Lookaway Golf Club.

Jones Reflects on His Work in Our Area

Broad Run Golfer’s Club (West Chester, Pa.) has been a very successful public course. The elevation changes are what make that design, and I think we worked that in very well.

Wilmington Country Club South (Wilmington, Del.) is my father’s design, and we just did some tightening there. It has hosted some big events, a U.S. Amateur, and it was built during that period of big greens. It seems like for every one of my father’s designs, there is a Dick Wilson design side-by-side (Wilmington Country Club North), so you had the best of the arch-itects from that era in one place. My designs often seem to be side-by-side with Fazio in that respect.

Lookaway Golf Club (Buckingham, Pa.) is a beautiful site, with good movement of topography, and lots of wetlands. The 18th hole up the hill was influenced by the 18th hole at Pine Valley, and the seventh hole with the stream is sort of like the 11th hole at Merion. It has been extremely successful with a full membership from the outset. There is great camaraderie—people seem to bond at that place, and everyone is invested there like it’s part of their being.

LedgeRock Golf Club (Mohnton, Pa.) is a group of three men who put that together, and Chip Lutz was the major guy behind it. It’s a great piece of ground, and was sort of like a gift to that community from all involved.

Hunstville Golf Club (Dallas, Pa.) is one of the best design experiences I have had, and Dick Maswell, Huntsville’s founder, is one of the finest people I have ever worked for. When I told him I needed more space, he went out and got me the land for 11, 12, 13 and 14—just a great combo of holes. When we were laying out the 11th hole, we debated to play the hole from a right fairway or a left setup, and he said let’s do both. It’s what every architect loves to hear—more options! They have a lot of Philadelphia golfers as non-resident members there.

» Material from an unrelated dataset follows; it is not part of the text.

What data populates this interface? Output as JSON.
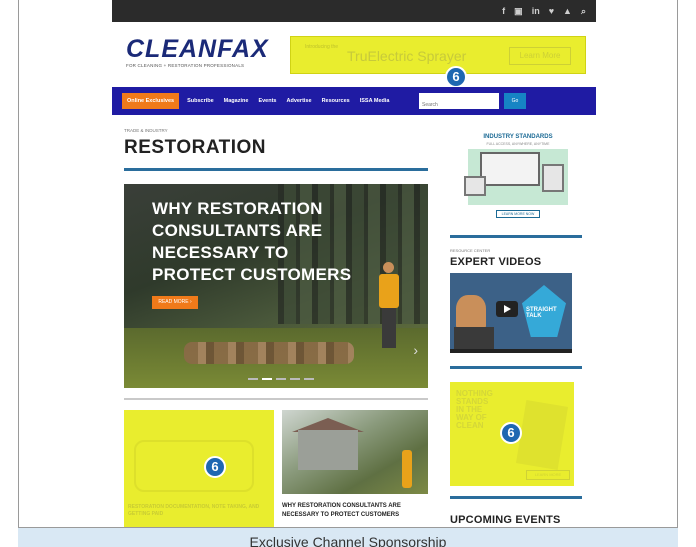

Our Best of Delaware Elimination Ballot is open through February 22!

Holiday flash sale ... subscribe and save 50%

Limited time offer. New subscribers only.